1. Home
  2. Latest: COVID-19



On 5 November, the Government announced its plans to extend the Coronavirus Job Retention Scheme (‘CJRS’) (which was due to end at the beginning of December 2020) to the end of March 2021. This announcement swiftly follows the implementation of a second lockdown, which is currently set to persist up until 2 December 2020.

The extension also introduces several new facets to the CJRS for the benefit of workers and businesses over the winter months, in which, many would usually see a ‘Christmas rush’ constituting a fair proportion of their yearly returns.

The extended CJRS will operate as follows:

  1. The Government will pay up to 80% of furloughed employees’ wages for the hours they are no longer working. Employers will still be required make the equivalent National Insurance and employer pension contributions for the hours not worked by furloughed employees.
  1. The Government plans to review the CJRS extension in January 2021, to ascertain whether employers can be asked to contribute greater amounts to employees’ salaries under the scheme in line with an improving economic climate.
  1. Employers can claim for employees who were employed and on its PAYE payroll on 30 October 2020 and the employees do not need to have been furloughed previously. Likewise, an employer does not need to have previously claimed under the CJRS to make a claim under the extended CJRS.
  1. Employees who were made redundant or stopped working after 23 September 2020 can be re-employed and claimed for.
  1. “Flexible furlough” shall continue, allowing an employee to work part time for their employer, whilst being on furlough for the remaining hours they would typically work. Meaning, that the employer will be responsible for the employees’ salary for any period which the employee does works, whereas, hours not worked will be covered by the CJRS.
  1. A brief policy paper has been published outlining the changes, although further details and guidance on the CJRS extension will be provided on 10 November 2020. The paper states that to be eligible for the grant, employers must have confirmed in writing to their employee (or reached collective agreement with a trade union) that they have been furloughed. The employee does not have to provide a written response. It also sets out that where consistent with employment law, any flexible furlough or furlough agreement made retrospectively that has effect from 1 November 2020 will be valid for the purposes of an extended CJRS claim as long as it is made according to the conditions set out in that paper. Only retrospective agreements put in place up to and including the 13 November 2020 may be relied on for the purposes of an extended CJRS claim.
  1. Employers will be able to claim for the period from 1 November from 8.00 am on 11 November 2020.
  1. In light of the CJRS extension, the Job Retention Bonus (which was due to be paid in February) and the Job Support Scheme has now been put on hold.
  1. In addition, the size of the grant available under the Self-Employment Income Support Scheme (‘SEISS’) is to be increased. Previously, workers could receive a grant of up to 55% of their average profits. Now, self-employed workers can now apply for a grant of up to 80% of their average profits for the period of 1 November 2020 to 31 January 2021, subject to a maximum of £7,500.
Get in touch

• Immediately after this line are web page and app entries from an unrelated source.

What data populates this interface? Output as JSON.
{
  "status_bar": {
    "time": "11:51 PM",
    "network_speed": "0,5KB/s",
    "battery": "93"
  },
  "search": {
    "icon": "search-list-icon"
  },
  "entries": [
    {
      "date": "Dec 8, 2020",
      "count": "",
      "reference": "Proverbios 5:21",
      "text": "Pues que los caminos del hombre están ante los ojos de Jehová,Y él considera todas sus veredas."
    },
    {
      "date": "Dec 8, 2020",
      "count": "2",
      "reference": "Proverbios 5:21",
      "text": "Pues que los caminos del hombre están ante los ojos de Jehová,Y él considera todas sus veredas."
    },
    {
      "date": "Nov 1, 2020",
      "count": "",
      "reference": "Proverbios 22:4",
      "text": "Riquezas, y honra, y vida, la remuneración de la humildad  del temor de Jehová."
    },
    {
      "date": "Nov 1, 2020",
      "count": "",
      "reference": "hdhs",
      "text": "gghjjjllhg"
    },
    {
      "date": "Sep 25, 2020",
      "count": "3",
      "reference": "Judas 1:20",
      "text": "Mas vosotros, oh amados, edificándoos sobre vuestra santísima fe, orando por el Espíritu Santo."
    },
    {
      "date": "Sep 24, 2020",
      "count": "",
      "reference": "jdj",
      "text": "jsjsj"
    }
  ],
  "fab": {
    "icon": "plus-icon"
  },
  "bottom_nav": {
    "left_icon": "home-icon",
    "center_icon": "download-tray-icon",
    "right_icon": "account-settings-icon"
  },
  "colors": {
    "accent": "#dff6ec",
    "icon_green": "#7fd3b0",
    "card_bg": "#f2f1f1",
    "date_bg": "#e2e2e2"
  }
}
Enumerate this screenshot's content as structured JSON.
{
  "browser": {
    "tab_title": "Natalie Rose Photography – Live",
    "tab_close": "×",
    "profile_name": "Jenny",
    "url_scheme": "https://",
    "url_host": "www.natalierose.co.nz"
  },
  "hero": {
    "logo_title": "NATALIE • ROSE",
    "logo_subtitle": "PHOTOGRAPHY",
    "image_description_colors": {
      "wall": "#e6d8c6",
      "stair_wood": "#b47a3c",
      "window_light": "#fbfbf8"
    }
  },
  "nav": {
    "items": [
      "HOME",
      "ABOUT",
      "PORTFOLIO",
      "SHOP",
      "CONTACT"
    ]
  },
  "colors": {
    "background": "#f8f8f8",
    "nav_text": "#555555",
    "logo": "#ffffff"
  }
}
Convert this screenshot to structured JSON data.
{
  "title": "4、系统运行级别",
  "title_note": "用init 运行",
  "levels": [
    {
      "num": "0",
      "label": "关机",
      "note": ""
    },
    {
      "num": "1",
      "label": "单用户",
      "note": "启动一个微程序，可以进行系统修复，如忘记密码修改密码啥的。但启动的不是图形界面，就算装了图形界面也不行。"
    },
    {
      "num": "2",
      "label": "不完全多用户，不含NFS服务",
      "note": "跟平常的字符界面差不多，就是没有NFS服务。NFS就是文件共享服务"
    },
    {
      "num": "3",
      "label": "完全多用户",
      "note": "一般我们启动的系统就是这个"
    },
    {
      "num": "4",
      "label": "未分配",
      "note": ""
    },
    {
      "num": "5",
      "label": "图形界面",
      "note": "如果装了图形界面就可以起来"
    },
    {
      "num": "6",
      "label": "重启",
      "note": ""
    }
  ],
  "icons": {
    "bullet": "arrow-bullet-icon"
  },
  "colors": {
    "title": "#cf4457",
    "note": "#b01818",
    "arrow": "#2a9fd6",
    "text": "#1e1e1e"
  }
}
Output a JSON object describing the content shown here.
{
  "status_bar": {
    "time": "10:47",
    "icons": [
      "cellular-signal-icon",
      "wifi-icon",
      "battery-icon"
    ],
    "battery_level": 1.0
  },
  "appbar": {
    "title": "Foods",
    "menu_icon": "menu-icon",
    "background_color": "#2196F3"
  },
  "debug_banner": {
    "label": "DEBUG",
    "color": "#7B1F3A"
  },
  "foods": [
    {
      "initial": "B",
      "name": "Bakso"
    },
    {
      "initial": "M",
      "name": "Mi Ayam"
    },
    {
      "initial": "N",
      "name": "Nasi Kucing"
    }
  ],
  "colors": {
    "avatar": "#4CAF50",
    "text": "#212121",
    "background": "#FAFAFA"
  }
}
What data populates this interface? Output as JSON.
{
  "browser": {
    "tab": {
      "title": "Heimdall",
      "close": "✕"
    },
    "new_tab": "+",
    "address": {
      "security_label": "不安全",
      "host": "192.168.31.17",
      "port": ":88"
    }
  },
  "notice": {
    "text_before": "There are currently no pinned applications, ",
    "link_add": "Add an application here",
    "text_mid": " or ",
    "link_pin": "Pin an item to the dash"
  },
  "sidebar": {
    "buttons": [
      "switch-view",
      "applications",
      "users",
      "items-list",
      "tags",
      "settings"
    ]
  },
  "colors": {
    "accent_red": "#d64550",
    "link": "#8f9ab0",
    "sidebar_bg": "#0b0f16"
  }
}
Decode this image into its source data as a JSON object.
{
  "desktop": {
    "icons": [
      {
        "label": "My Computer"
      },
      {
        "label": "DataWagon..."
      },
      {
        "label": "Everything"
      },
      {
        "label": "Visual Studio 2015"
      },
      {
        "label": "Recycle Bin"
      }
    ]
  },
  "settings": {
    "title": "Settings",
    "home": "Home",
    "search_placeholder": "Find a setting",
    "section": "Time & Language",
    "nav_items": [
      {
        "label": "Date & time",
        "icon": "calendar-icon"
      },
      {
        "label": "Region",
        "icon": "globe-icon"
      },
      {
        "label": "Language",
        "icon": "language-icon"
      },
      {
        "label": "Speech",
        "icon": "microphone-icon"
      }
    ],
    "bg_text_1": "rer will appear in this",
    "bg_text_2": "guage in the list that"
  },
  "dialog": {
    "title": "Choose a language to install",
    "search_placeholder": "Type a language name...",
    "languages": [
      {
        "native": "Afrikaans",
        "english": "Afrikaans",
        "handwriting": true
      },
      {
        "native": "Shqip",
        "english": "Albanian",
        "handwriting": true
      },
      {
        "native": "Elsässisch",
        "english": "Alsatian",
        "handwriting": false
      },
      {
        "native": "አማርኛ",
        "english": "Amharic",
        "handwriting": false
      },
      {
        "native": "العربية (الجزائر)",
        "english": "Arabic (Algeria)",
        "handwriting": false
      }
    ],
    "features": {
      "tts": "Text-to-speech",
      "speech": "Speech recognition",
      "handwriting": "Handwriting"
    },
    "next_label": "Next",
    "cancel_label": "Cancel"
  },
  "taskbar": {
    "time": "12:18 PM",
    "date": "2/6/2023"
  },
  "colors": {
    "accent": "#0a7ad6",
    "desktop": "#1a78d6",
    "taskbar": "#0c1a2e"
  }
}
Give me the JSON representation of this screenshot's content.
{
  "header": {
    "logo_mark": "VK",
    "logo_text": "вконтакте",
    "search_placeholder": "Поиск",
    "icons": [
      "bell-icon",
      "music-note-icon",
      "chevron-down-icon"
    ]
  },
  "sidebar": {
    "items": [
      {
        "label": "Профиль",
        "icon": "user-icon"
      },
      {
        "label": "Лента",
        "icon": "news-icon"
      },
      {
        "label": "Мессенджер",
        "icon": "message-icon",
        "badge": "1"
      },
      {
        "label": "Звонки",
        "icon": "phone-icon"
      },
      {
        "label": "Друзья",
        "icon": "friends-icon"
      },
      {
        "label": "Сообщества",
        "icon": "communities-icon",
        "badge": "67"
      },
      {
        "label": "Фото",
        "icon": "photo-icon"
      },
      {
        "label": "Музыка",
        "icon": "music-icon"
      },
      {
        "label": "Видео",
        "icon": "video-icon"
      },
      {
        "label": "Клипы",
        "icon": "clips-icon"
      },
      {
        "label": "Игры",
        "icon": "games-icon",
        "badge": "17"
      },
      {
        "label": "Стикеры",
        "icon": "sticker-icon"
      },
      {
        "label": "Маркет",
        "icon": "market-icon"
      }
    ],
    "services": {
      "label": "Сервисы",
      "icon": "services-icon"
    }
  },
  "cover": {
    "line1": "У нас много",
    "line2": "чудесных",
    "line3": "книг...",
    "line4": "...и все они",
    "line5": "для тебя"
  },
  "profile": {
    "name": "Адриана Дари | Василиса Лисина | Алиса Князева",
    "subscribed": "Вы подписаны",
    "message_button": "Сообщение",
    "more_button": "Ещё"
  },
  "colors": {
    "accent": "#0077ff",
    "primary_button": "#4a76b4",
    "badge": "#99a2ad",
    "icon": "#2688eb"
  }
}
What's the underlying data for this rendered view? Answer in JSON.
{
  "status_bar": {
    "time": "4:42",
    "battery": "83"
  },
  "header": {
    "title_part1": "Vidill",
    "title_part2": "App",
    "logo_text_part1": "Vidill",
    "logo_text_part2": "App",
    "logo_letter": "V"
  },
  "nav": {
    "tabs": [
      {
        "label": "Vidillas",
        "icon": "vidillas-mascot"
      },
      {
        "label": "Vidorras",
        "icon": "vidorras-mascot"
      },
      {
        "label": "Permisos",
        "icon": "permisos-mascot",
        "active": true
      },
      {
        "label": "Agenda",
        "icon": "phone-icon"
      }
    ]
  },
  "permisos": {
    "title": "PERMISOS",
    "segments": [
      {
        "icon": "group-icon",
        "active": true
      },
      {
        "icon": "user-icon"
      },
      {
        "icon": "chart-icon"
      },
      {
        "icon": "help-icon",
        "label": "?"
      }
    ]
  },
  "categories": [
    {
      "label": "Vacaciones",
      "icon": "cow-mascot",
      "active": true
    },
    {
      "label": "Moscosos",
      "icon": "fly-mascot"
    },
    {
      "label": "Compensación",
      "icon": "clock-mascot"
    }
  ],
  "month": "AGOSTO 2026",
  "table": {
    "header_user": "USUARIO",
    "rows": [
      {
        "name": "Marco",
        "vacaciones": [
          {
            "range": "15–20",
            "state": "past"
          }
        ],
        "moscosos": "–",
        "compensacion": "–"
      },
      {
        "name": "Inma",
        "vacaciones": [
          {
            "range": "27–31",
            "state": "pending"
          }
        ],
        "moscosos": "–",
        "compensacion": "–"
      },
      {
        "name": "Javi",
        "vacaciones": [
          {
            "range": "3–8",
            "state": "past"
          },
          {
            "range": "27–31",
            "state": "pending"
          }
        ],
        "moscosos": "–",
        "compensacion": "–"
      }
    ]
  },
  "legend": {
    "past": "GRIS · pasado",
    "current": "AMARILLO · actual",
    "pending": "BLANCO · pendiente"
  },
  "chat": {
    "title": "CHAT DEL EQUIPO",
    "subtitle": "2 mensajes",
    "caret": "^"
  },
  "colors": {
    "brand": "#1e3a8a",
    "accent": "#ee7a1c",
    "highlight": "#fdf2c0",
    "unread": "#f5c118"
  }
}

If your business needs legal support with any issues arising from COVID-19, please get in touch with Priya Magar

All information in this update is accurate at the time of writing. It is meant for general information only and is not legal advice.